Top of Data extracts
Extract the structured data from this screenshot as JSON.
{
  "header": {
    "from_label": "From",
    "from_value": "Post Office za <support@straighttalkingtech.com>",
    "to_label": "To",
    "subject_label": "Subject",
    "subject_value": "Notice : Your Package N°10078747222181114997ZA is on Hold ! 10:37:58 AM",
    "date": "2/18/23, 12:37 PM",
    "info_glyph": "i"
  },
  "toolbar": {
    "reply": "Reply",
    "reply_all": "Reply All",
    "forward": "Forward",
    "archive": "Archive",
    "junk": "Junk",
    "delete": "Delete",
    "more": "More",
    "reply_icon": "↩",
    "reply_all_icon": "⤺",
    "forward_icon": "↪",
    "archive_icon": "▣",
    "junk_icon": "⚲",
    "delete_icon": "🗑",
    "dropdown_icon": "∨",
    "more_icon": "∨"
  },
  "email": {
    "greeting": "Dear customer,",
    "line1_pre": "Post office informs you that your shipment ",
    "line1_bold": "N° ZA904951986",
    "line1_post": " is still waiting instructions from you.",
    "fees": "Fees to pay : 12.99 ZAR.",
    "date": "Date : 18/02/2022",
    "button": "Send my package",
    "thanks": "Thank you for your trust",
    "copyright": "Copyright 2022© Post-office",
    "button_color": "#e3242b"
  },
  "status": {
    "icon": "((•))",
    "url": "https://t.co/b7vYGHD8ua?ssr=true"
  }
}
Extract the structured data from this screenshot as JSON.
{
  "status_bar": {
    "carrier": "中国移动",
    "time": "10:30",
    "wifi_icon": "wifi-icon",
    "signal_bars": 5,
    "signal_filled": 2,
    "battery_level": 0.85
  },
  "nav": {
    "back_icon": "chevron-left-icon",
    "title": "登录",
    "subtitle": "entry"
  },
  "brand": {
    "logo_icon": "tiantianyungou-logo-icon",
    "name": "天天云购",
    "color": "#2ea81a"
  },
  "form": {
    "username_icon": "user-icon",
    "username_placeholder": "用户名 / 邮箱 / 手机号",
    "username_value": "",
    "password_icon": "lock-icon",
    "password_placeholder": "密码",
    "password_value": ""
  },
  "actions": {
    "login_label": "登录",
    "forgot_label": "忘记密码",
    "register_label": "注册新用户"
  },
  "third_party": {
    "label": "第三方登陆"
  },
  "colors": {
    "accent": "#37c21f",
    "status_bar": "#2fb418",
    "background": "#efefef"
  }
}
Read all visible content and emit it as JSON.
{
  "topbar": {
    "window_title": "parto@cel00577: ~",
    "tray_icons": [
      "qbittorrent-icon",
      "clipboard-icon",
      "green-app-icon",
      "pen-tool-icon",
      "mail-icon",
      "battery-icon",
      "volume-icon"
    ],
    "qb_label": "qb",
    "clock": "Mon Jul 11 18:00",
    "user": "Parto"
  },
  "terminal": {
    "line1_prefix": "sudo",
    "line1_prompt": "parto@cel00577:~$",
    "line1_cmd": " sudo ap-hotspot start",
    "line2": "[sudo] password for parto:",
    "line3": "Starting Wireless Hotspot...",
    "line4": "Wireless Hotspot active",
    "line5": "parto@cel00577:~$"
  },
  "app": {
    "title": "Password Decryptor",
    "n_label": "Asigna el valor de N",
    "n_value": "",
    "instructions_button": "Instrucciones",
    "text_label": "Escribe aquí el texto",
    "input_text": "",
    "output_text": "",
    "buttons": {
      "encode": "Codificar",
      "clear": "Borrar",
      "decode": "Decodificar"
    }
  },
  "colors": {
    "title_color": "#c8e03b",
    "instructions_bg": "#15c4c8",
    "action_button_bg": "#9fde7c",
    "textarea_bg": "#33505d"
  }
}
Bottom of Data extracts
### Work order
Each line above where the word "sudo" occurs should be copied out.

### Response area
    "line1_prefix": "sudo",
    "line1_cmd": " sudo ap-hotspot start",
    "line2": "[sudo] password for parto:",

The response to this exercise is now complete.